New cyclists tend to wear just the one waterproof jacket if the weather gets bad or just a t-shirt when the weather is good. However, layering is the key to maintaining an optimal body temperature for every ride. Start by putting together a base layer to wick away sweat and work from there. Build on the first layer with gilets, jerseys, leg warmers, arm warmers, soft shells, and windproof or waterproof jackets as needed. Wear breathable biking clothes to allow perspiration to escape and add or remove layers if you’re feeling too hot or cold.

3. Buying All Their Kit Online to Save Money

Cycling can be an expensive hobby. There’s nothing wrong with buying some things online, but some things are only worth getting if they fit you and your needs, such as clothes and upgraded bike parts. Instead of saving some money by shopping online, it’s better to get the value of visiting a bike shop and talking to an experienced member of staff who can help. It might cost more financially, but the guidance you get – and the better-quality gear – is more than worth it.

4. Hiding at the Edge of a Road

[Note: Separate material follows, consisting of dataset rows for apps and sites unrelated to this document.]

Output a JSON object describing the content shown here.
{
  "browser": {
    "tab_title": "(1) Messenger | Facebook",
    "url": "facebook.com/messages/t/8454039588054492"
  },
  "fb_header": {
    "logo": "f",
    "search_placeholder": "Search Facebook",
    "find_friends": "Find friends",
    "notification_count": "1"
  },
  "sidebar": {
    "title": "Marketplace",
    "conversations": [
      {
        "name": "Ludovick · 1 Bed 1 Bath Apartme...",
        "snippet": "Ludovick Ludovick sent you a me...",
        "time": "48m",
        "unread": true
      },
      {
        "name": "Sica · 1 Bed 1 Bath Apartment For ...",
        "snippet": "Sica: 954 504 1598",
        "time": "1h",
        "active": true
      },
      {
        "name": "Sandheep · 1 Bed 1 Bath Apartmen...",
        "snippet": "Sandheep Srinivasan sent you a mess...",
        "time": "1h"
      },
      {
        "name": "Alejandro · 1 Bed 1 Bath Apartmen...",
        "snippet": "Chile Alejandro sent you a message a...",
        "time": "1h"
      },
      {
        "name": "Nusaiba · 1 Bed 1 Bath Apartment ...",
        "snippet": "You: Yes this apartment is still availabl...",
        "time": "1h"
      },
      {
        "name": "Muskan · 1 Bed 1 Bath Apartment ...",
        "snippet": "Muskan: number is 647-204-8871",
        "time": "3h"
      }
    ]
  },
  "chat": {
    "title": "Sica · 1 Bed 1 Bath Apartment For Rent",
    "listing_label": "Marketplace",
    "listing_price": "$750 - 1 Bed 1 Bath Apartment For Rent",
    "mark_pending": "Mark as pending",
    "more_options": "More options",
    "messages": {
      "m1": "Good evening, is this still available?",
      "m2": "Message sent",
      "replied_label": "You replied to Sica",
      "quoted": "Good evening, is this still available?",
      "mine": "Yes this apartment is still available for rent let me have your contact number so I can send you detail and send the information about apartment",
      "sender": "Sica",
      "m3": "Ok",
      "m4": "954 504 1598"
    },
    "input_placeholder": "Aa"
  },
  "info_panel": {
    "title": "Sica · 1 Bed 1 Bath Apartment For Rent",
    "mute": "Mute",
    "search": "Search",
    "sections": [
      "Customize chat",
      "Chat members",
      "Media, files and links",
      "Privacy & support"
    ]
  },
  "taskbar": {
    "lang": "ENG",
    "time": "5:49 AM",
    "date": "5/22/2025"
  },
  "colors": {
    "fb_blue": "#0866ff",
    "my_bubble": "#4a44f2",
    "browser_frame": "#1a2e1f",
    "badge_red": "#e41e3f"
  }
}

Have you ever heard the expression that if you give people an inch they’ll take a mile? This applies to road space. If you stick to the side of the road because you are embarrassed, nervous, or scared of other road users, they will try to squeeze against you when they don’t have enough room to do so safely. Hiding at the side of the road is also putting you in danger because other road users don’t expect to see someone that far to the side of the road. They might not notice you. It’s better to ride about a metre from the kerb and have more confidence in yourself.

5. Obsessing Over Being in a Cycle Lane

Being in a cycle lane doesn’t necessarily mean you are safe. A combination of lazy drivers and poorly designed infrastructure means that some bike lanes aren’t fit for purpose. Take a good look at the lane. If it doesn’t let you ride a metre from the kerb and allow cars to pass safely, then avoid it or ride on the outside lane. This forces drivers to give you enough room instead of thinking that it’s fine if they don’t go into the lane themselves.

Lena Patel
Lena Patel

I had my first taste of road bicycle racing when I was fifteen years old, now many years later I still get that magical sense of euphoria every time I prepare for a race.

We Got Bikes